To conclude, gender discrimination is a complex issue that requires an integrated approach to establish a gender-associated balance. If in traditional society, gender discrimination relates to women, then the western countries experience reverse discrimination as well. Therefore, it is of great importance to re-consider the existing legal foundation and adjust them in the correspondence with the needs of modern gender equality strategies. It is expected that as a result of the proposed solution men and women will have equal rights, freedoms, and opportunities and also have equal responsibilities and social roles.
Dipboye, R. L., & Colella, A. (2013). Discrimination at work: The psychological and organizational bases. New York, NY: Psychology Press.
Lawson, A. (2016). European Union non-discrimination law and intersectionality: Investigating the triangle of racial, gender and disability discrimination. New York, NY: Routledge.
Perry, B. L., Harp, K. L., & Oser, C. B. (2013). Racial and gender discrimination in the stress process: Implications for African American women’s health and well-being. Sociological Perspectives, 56(1), 25-48.
Ronai, C. R., Zsembik, B. A., & Feagin, J. R. (2014). Everyday sexism in the third millennium. London, UK: Routledge.
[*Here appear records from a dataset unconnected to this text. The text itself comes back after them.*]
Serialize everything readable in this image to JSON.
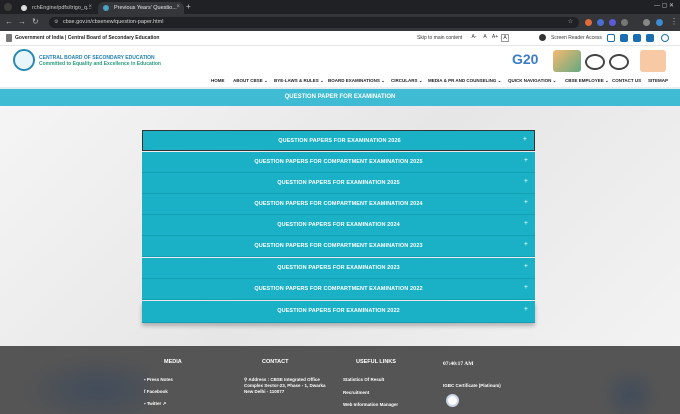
{
  "browser": {
    "tabs": [
      {
        "title": "rchEngine/pdfs/trigo_q..."
      },
      {
        "title": "Previous Years' Questio..."
      }
    ],
    "new_tab": "+",
    "url": "cbse.gov.in/cbsenew/question-paper.html"
  },
  "govbar": {
    "text": "Government of India | Central Board of Secondary Education",
    "skip": "Skip to main content",
    "font_sizes": [
      "A-",
      "A",
      "A+",
      "A"
    ],
    "screen_reader": "Screen Reader Access"
  },
  "header": {
    "org_name": "CENTRAL BOARD OF SECONDARY EDUCATION",
    "tagline": "Committed to Equality and Excellence in Education",
    "logo_g20": "G20"
  },
  "nav": {
    "items": [
      "HOME",
      "ABOUT CBSE ⌄",
      "BYE-LAWS & RULES ⌄",
      "BOARD EXAMINATIONS ⌄",
      "CIRCULARS ⌄",
      "MEDIA & PR AND COUNSELING ⌄",
      "QUICK NAVIGATION ⌄",
      "CBSE EMPLOYEE ⌄",
      "CONTACT US",
      "SITEMAP"
    ]
  },
  "banner": {
    "title": "QUESTION PAPER FOR EXAMINATION"
  },
  "accordion": [
    {
      "label": "QUESTION PAPERS FOR EXAMINATION 2026",
      "icon": "+"
    },
    {
      "label": "QUESTION PAPERS FOR COMPARTMENT EXAMINATION 2025",
      "icon": "+"
    },
    {
      "label": "QUESTION PAPERS FOR EXAMINATION 2025",
      "icon": "+"
    },
    {
      "label": "QUESTION PAPERS FOR COMPARTMENT EXAMINATION 2024",
      "icon": "+"
    },
    {
      "label": "QUESTION PAPERS FOR EXAMINATION 2024",
      "icon": "+"
    },
    {
      "label": "QUESTION PAPERS FOR COMPARTMENT EXAMINATION 2023",
      "icon": "+"
    },
    {
      "label": "QUESTION PAPERS FOR EXAMINATION 2023",
      "icon": "+"
    },
    {
      "label": "QUESTION PAPERS FOR COMPARTMENT EXAMINATION 2022",
      "icon": "+"
    },
    {
      "label": "QUESTION PAPERS FOR EXAMINATION 2022",
      "icon": "+"
    }
  ],
  "footer": {
    "media": {
      "heading": "MEDIA",
      "items": [
        "Press Notes",
        "Facebook",
        "Twitter"
      ]
    },
    "contact": {
      "heading": "CONTACT",
      "address_label": "Address :",
      "address": "CBSE Integrated Office Complex Sector-23, Phase - 1, Dwarka New Delhi - 110077"
    },
    "useful": {
      "heading": "USEFUL LINKS",
      "items": [
        "Statistics Of Result",
        "Recruitment",
        "Web Information Manager"
      ]
    },
    "clock": "07:40:17 AM",
    "certificate": "IGBC Certificate (Platinum)"
  },
  "colors": {
    "accent": "#1ab1c6",
    "banner": "#3fbcd3",
    "footer": "#555555"
  }
}
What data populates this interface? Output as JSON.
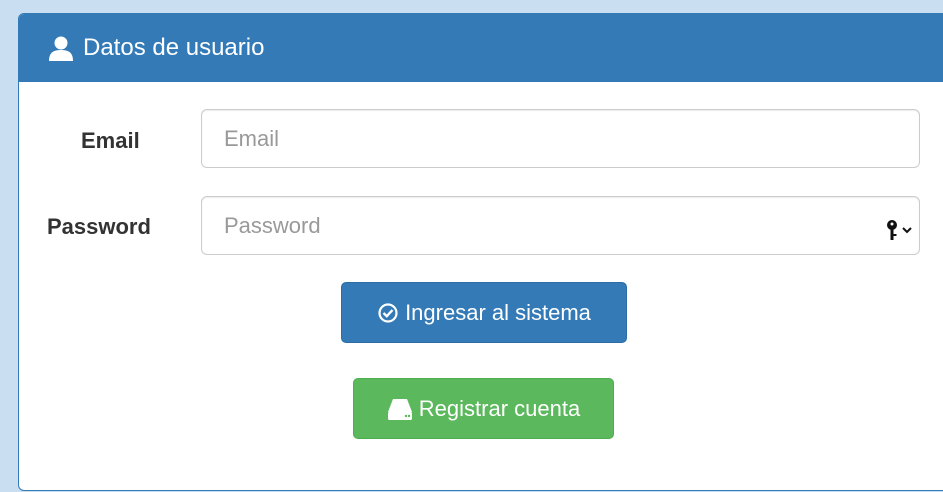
{
  "panel": {
    "title": "Datos de usuario",
    "title_icon": "user-icon"
  },
  "form": {
    "email": {
      "label": "Email",
      "placeholder": "Email",
      "value": ""
    },
    "password": {
      "label": "Password",
      "placeholder": "Password",
      "value": "",
      "autofill_icon": "key-icon"
    }
  },
  "buttons": {
    "login": {
      "label": "Ingresar al sistema",
      "icon": "check-circle-icon"
    },
    "register": {
      "label": "Registrar cuenta",
      "icon": "hard-drive-icon"
    }
  },
  "colors": {
    "primary": "#337ab7",
    "success": "#5cb85c"
  }
}
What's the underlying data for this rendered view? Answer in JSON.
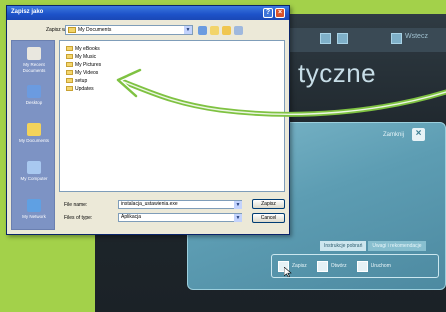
{
  "app": {
    "wstecz_label": "Wstecz",
    "heading": "tyczne",
    "close_label": "Zamknij",
    "tabs": [
      "Instrukcje pobrań",
      "Uwagi i rekomendacje"
    ],
    "buttons": [
      "Zapisz",
      "Otwórz",
      "Uruchom"
    ]
  },
  "dialog": {
    "title": "Zapisz jako",
    "look_in_label": "Zapisz w:",
    "look_in_value": "My Documents",
    "places": [
      {
        "label": "My Recent Documents",
        "icon": "recent-documents-icon",
        "color": "#e9e7df"
      },
      {
        "label": "Desktop",
        "icon": "desktop-icon",
        "color": "#6b9be0"
      },
      {
        "label": "My Documents",
        "icon": "my-documents-icon",
        "color": "#f3d35b"
      },
      {
        "label": "My Computer",
        "icon": "my-computer-icon",
        "color": "#a8c8f0"
      },
      {
        "label": "My Network",
        "icon": "my-network-icon",
        "color": "#5fa0e3"
      }
    ],
    "files": [
      "My eBooks",
      "My Music",
      "My Pictures",
      "My Videos",
      "setup",
      "Updates"
    ],
    "file_name_label": "File name:",
    "file_name_value": "instalacja_ustawienia.exe",
    "file_type_label": "Files of type:",
    "file_type_value": "Aplikacja",
    "save_button": "Zapisz",
    "cancel_button": "Cancel"
  },
  "colors": {
    "accent_green": "#8cc63f",
    "titlebar_blue": "#1d52c8",
    "panel_teal": "#5d9db3"
  }
}
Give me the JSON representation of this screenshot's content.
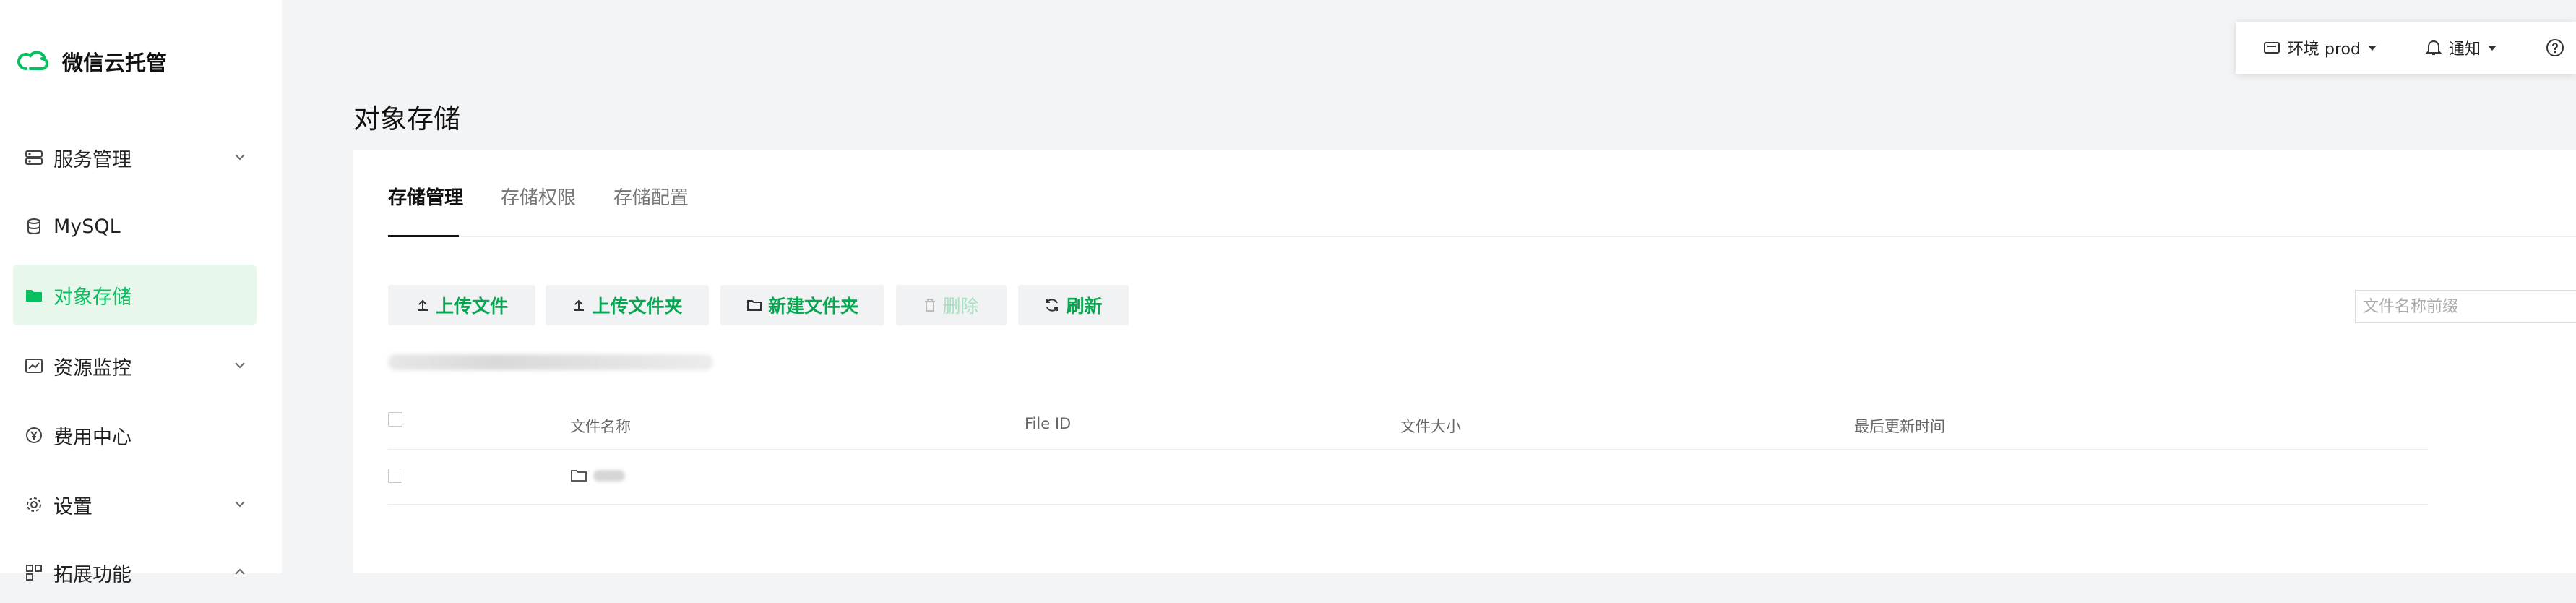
{
  "app": {
    "name": "微信云托管"
  },
  "sidebar": {
    "items": [
      {
        "label": "服务管理",
        "icon": "services-icon",
        "has_chevron": true
      },
      {
        "label": "MySQL",
        "icon": "database-icon",
        "has_chevron": false
      },
      {
        "label": "对象存储",
        "icon": "folder-icon",
        "has_chevron": false,
        "active": true
      },
      {
        "label": "资源监控",
        "icon": "monitor-icon",
        "has_chevron": true
      },
      {
        "label": "费用中心",
        "icon": "yen-icon",
        "has_chevron": false
      },
      {
        "label": "设置",
        "icon": "gear-icon",
        "has_chevron": true
      },
      {
        "label": "拓展功能",
        "icon": "extension-icon",
        "has_chevron": true
      }
    ]
  },
  "header": {
    "env_label": "环境 prod",
    "notify_label": "通知"
  },
  "page": {
    "title": "对象存储"
  },
  "tabs": [
    {
      "label": "存储管理",
      "active": true
    },
    {
      "label": "存储权限",
      "active": false
    },
    {
      "label": "存储配置",
      "active": false
    }
  ],
  "toolbar": {
    "upload_file": "上传文件",
    "upload_folder": "上传文件夹",
    "new_folder": "新建文件夹",
    "delete": "删除",
    "refresh": "刷新",
    "search_placeholder": "文件名称前缀"
  },
  "table": {
    "columns": [
      "文件名称",
      "File ID",
      "文件大小",
      "最后更新时间"
    ]
  },
  "colors": {
    "accent": "#07c160",
    "active_bg": "#e7f7ec",
    "page_bg": "#f3f4f6"
  }
}
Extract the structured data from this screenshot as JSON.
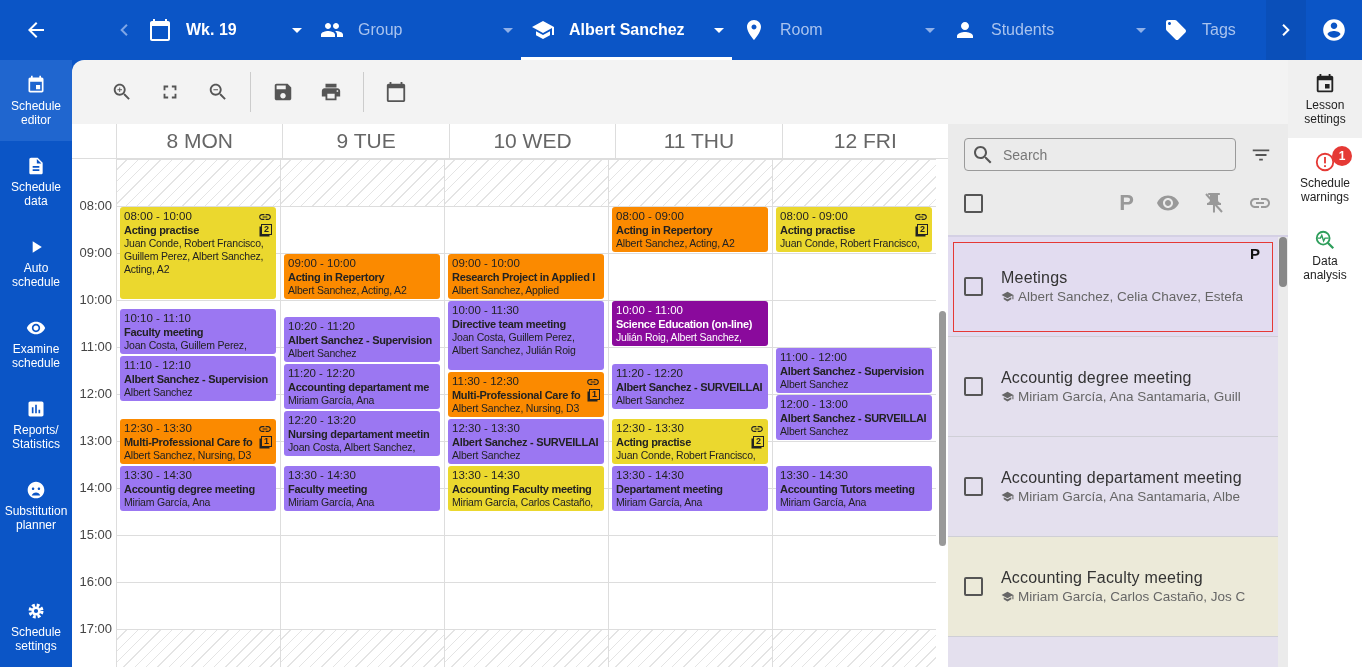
{
  "top_bar": {
    "items": [
      {
        "label": "Wk. 19",
        "active": true,
        "selected": false,
        "dropdown": true
      },
      {
        "label": "Group",
        "active": false,
        "selected": false,
        "dropdown": true
      },
      {
        "label": "Albert Sanchez",
        "active": true,
        "selected": true,
        "dropdown": true
      },
      {
        "label": "Room",
        "active": false,
        "selected": false,
        "dropdown": true
      },
      {
        "label": "Students",
        "active": false,
        "selected": false,
        "dropdown": true
      },
      {
        "label": "Tags",
        "active": false,
        "selected": false,
        "dropdown": false
      }
    ]
  },
  "left_nav": {
    "items": [
      {
        "label": "Schedule\neditor",
        "selected": true
      },
      {
        "label": "Schedule\ndata",
        "selected": false
      },
      {
        "label": "Auto\nschedule",
        "selected": false
      },
      {
        "label": "Examine\nschedule",
        "selected": false
      },
      {
        "label": "Reports/\nStatistics",
        "selected": false
      },
      {
        "label": "Substitution\nplanner",
        "selected": false
      },
      {
        "label": "Schedule\nsettings",
        "selected": false
      }
    ]
  },
  "calendar": {
    "days": [
      "8 MON",
      "9 TUE",
      "10 WED",
      "11 THU",
      "12 FRI"
    ],
    "hours": [
      "08:00",
      "09:00",
      "10:00",
      "11:00",
      "12:00",
      "13:00",
      "14:00",
      "15:00",
      "16:00",
      "17:00"
    ],
    "events": [
      [
        {
          "time": "08:00 - 10:00",
          "title": "Acting practise",
          "people": "Juan Conde, Robert Francisco,\nGuillem Perez, Albert Sanchez,\nActing, A2",
          "color": "#ebd82e",
          "linked": true,
          "copies": "2"
        },
        {
          "time": "10:10 - 11:10",
          "title": "Faculty meeting",
          "people": "Joan Costa, Guillem Perez,",
          "color": "#9b77f2",
          "linked": false
        },
        {
          "time": "11:10 - 12:10",
          "title": "Albert Sanchez - Supervision",
          "people": "Albert Sanchez",
          "color": "#9b77f2",
          "linked": false
        },
        {
          "time": "12:30 - 13:30",
          "title": "Multi-Professional Care fo",
          "people": "Albert Sanchez, Nursing, D3",
          "color": "#fb8a00",
          "linked": true,
          "copies": "1"
        },
        {
          "time": "13:30 - 14:30",
          "title": "Accountig degree meeting",
          "people": "Miriam García, Ana",
          "color": "#9b77f2",
          "linked": false
        }
      ],
      [
        {
          "time": "09:00 - 10:00",
          "title": "Acting in Repertory",
          "people": "Albert Sanchez, Acting, A2",
          "color": "#fb8a00",
          "linked": false
        },
        {
          "time": "10:20 - 11:20",
          "title": "Albert Sanchez - Supervision",
          "people": "Albert Sanchez",
          "color": "#9b77f2",
          "linked": false
        },
        {
          "time": "11:20 - 12:20",
          "title": "Accounting departament me",
          "people": "Miriam García, Ana",
          "color": "#9b77f2",
          "linked": false
        },
        {
          "time": "12:20 - 13:20",
          "title": "Nursing departament meetin",
          "people": "Joan Costa, Albert Sanchez,",
          "color": "#9b77f2",
          "linked": false
        },
        {
          "time": "13:30 - 14:30",
          "title": "Faculty meeting",
          "people": "Miriam García, Ana",
          "color": "#9b77f2",
          "linked": false
        }
      ],
      [
        {
          "time": "09:00 - 10:00",
          "title": "Research Project in Applied I",
          "people": "Albert Sanchez, Applied",
          "color": "#fb8a00",
          "linked": false
        },
        {
          "time": "10:00 - 11:30",
          "title": "Directive team meeting",
          "people": "Joan Costa, Guillem Perez,\nAlbert Sanchez, Julián Roig",
          "color": "#9b77f2",
          "linked": false
        },
        {
          "time": "11:30 - 12:30",
          "title": "Multi-Professional Care fo",
          "people": "Albert Sanchez, Nursing, D3",
          "color": "#fb8a00",
          "linked": true,
          "copies": "1"
        },
        {
          "time": "12:30 - 13:30",
          "title": "Albert Sanchez - SURVEILLAI",
          "people": "Albert Sanchez",
          "color": "#9b77f2",
          "linked": false
        },
        {
          "time": "13:30 - 14:30",
          "title": "Accounting Faculty meeting",
          "people": "Miriam García, Carlos Castaño,",
          "color": "#ebd82e",
          "linked": false
        }
      ],
      [
        {
          "time": "08:00 - 09:00",
          "title": "Acting in Repertory",
          "people": "Albert Sanchez, Acting, A2",
          "color": "#fb8a00",
          "linked": false
        },
        {
          "time": "10:00 - 11:00",
          "title": "Science Education (on-line)",
          "people": "Julián Roig, Albert Sanchez,",
          "color": "#8a0a9c",
          "linked": false
        },
        {
          "time": "11:20 - 12:20",
          "title": "Albert Sanchez - SURVEILLAI",
          "people": "Albert Sanchez",
          "color": "#9b77f2",
          "linked": false
        },
        {
          "time": "12:30 - 13:30",
          "title": "Acting practise",
          "people": "Juan Conde, Robert Francisco,",
          "color": "#ebd82e",
          "linked": true,
          "copies": "2"
        },
        {
          "time": "13:30 - 14:30",
          "title": "Departament meeting",
          "people": "Miriam García, Ana",
          "color": "#9b77f2",
          "linked": false
        }
      ],
      [
        {
          "time": "08:00 - 09:00",
          "title": "Acting practise",
          "people": "Juan Conde, Robert Francisco,",
          "color": "#ebd82e",
          "linked": true,
          "copies": "2"
        },
        {
          "time": "11:00 - 12:00",
          "title": "Albert Sanchez - Supervision",
          "people": "Albert Sanchez",
          "color": "#9b77f2",
          "linked": false
        },
        {
          "time": "12:00 - 13:00",
          "title": "Albert Sanchez - SURVEILLAI",
          "people": "Albert Sanchez",
          "color": "#9b77f2",
          "linked": false
        },
        {
          "time": "13:30 - 14:30",
          "title": "Accounting Tutors meeting",
          "people": "Miriam García, Ana",
          "color": "#9b77f2",
          "linked": false
        }
      ]
    ]
  },
  "lessons_panel": {
    "search": {
      "placeholder": "Search"
    },
    "select_all_checked": false,
    "pinned_column": "P",
    "items": [
      {
        "name": "Meetings",
        "teachers": "Albert Sanchez, Celia Chavez, Estefa",
        "color": "#e2dcf0",
        "selected": true,
        "checked": false,
        "mark": "P"
      },
      {
        "name": "Accountig degree meeting",
        "teachers": "Miriam García, Ana Santamaria, Guill",
        "color": "#e4e0ee",
        "selected": false,
        "checked": false
      },
      {
        "name": "Accounting departament meeting",
        "teachers": "Miriam García, Ana Santamaria, Albe",
        "color": "#e4e0ee",
        "selected": false,
        "checked": false
      },
      {
        "name": "Accounting Faculty meeting",
        "teachers": "Miriam García, Carlos Castaño, Jos C",
        "color": "#ecead9",
        "selected": false,
        "checked": false
      },
      {
        "color": "#e4e0ee",
        "selected": false
      }
    ]
  },
  "right_nav": {
    "items": [
      {
        "label": "Lesson\nsettings",
        "selected": true
      },
      {
        "label": "Schedule\nwarnings",
        "selected": false,
        "badge": "1"
      },
      {
        "label": "Data\nanalysis",
        "selected": false
      }
    ]
  }
}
Sinclair, S. (2015). Social psychological barriers to a gender balanced labor market: The role of gender identity threats, friendship priorities, and perceived discrimination. Lund, SE: Lund University.